* Problem to solve *
Go over the data and keep only the lines that include "SMALL".

***** Exercise data

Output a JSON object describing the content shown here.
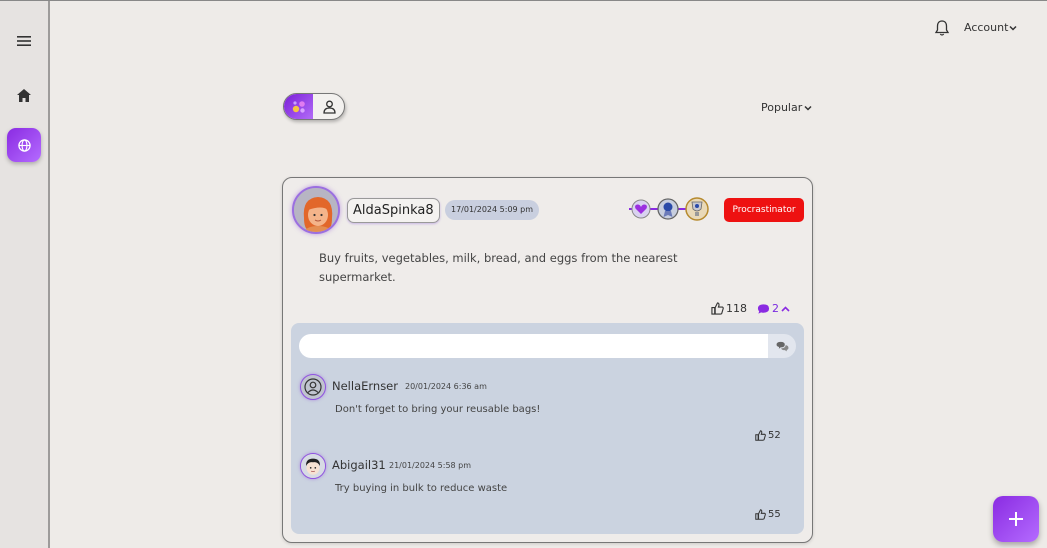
{
  "header": {
    "account_label": "Account"
  },
  "feed": {
    "sort_label": "Popular"
  },
  "post": {
    "username": "AldaSpinka8",
    "date": "17/01/2024 5:09 pm",
    "badge_label": "Procrastinator",
    "text": "Buy fruits, vegetables, milk, bread, and eggs from the nearest supermarket.",
    "likes": "118",
    "comments_count": "2"
  },
  "comment_box": {
    "value": "",
    "placeholder": ""
  },
  "comments": [
    {
      "username": "NellaErnser",
      "date": "20/01/2024 6:36 am",
      "text": "Don't forget to bring your reusable bags!",
      "likes": "52",
      "avatar": "user-outline-icon"
    },
    {
      "username": "Abigail31",
      "date": "21/01/2024 5:58 pm",
      "text": "Try buying in bulk to reduce waste",
      "likes": "55",
      "avatar": "cartoon-avatar"
    }
  ],
  "colors": {
    "accent": "#8a2be2",
    "badge_red": "#ee1111",
    "comments_bg": "#cbd3e0"
  }
}
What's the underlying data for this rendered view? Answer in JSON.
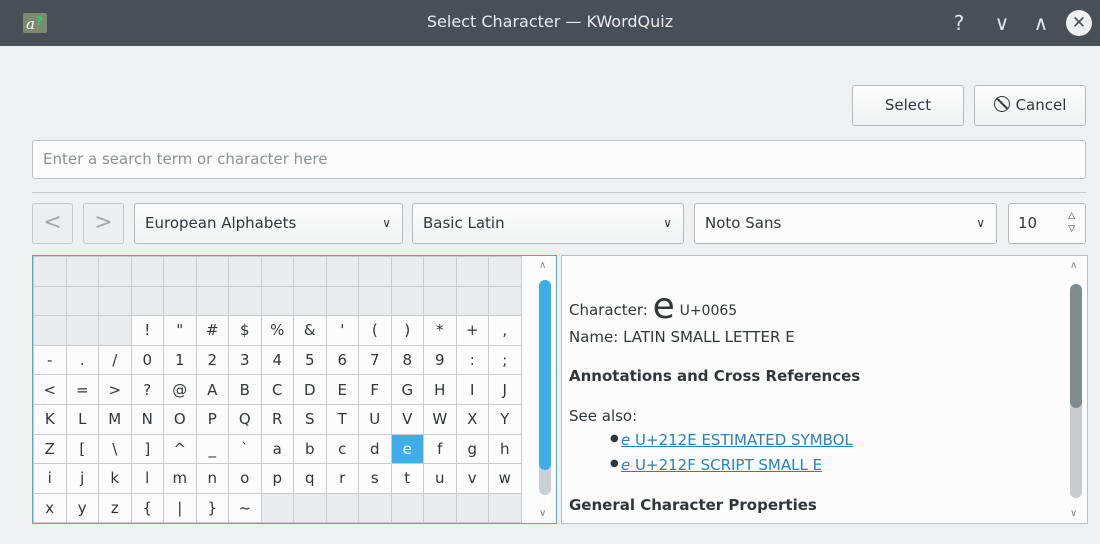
{
  "window": {
    "title": "Select Character — KWordQuiz",
    "help_glyph": "?",
    "minimize_glyph": "∨",
    "maximize_glyph": "∧",
    "close_glyph": "✕"
  },
  "buttons": {
    "select_label": "Select",
    "cancel_label": "Cancel"
  },
  "search": {
    "placeholder": "Enter a search term or character here"
  },
  "toolbar": {
    "back_glyph": "<",
    "forward_glyph": ">",
    "section": "European Alphabets",
    "block": "Basic Latin",
    "font": "Noto Sans",
    "font_size": "10"
  },
  "char_table": {
    "rows": [
      [
        "",
        "",
        "",
        "",
        "",
        "",
        "",
        "",
        "",
        "",
        "",
        "",
        "",
        "",
        "",
        ""
      ],
      [
        "",
        "",
        "",
        "",
        "",
        "",
        "",
        "",
        "",
        "",
        "",
        "",
        "",
        "",
        "",
        ""
      ],
      [
        "",
        "",
        "",
        "!",
        "\"",
        "#",
        "$",
        "%",
        "&",
        "'",
        "(",
        ")",
        "*",
        "+",
        ","
      ],
      [
        "-",
        ".",
        "/",
        "0",
        "1",
        "2",
        "3",
        "4",
        "5",
        "6",
        "7",
        "8",
        "9",
        ":",
        ";"
      ],
      [
        "<",
        "=",
        ">",
        "?",
        "@",
        "A",
        "B",
        "C",
        "D",
        "E",
        "F",
        "G",
        "H",
        "I",
        "J"
      ],
      [
        "K",
        "L",
        "M",
        "N",
        "O",
        "P",
        "Q",
        "R",
        "S",
        "T",
        "U",
        "V",
        "W",
        "X",
        "Y"
      ],
      [
        "Z",
        "[",
        "\\",
        "]",
        "^",
        "_",
        "`",
        "a",
        "b",
        "c",
        "d",
        "e",
        "f",
        "g",
        "h"
      ],
      [
        "i",
        "j",
        "k",
        "l",
        "m",
        "n",
        "o",
        "p",
        "q",
        "r",
        "s",
        "t",
        "u",
        "v",
        "w"
      ],
      [
        "x",
        "y",
        "z",
        "{",
        "|",
        "}",
        "~",
        "",
        "",
        "",
        "",
        "",
        "",
        "",
        ""
      ]
    ],
    "selected": "e"
  },
  "info": {
    "character_label": "Character:",
    "character": "e",
    "codepoint": "U+0065",
    "name": "Name: LATIN SMALL LETTER E",
    "annotations_heading": "Annotations and Cross References",
    "see_also_label": "See also:",
    "see_also": [
      {
        "glyph": "e",
        "text": "U+212E ESTIMATED SYMBOL"
      },
      {
        "glyph": "e",
        "text": "U+212F SCRIPT SMALL E"
      }
    ],
    "general_heading": "General Character Properties"
  },
  "colors": {
    "titlebar": "#475057",
    "accent": "#3daee9",
    "link": "#2980b9",
    "window_bg": "#eff0f1"
  },
  "icons": {
    "app": "kwordquiz-icon",
    "cancel": "cancel-circle-icon",
    "combo_arrow": "chevron-down-icon",
    "spin": "spin-arrows-icon"
  }
}
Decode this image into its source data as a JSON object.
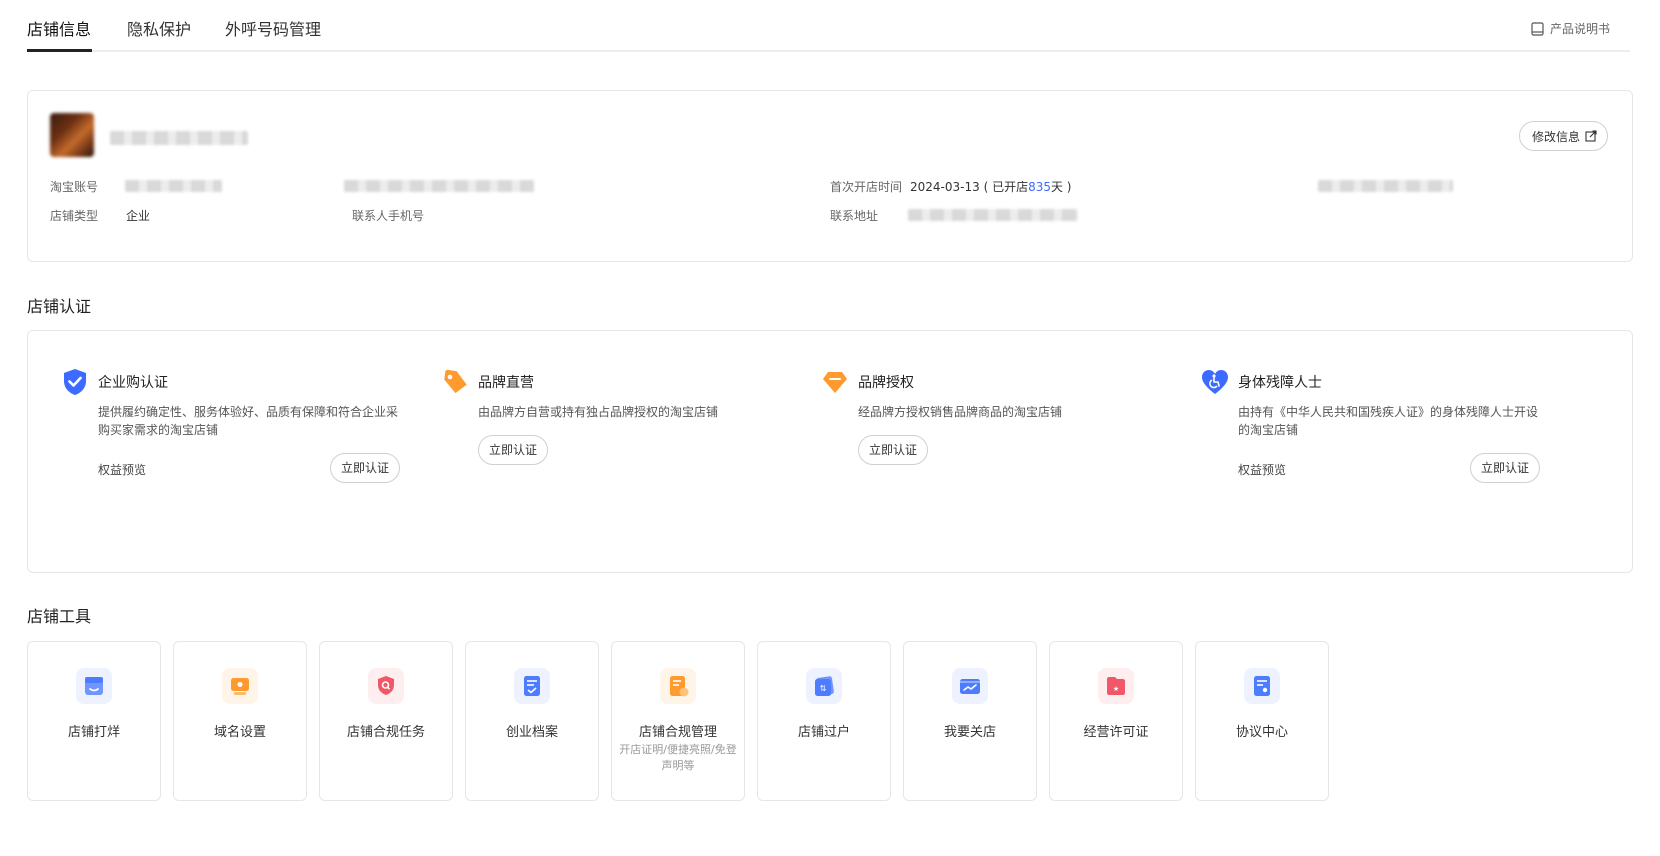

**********

* Answer *
    "name": "Name: LATIN SMALL LETTER E",
        "text": "U+212F SCRIPT SMALL E"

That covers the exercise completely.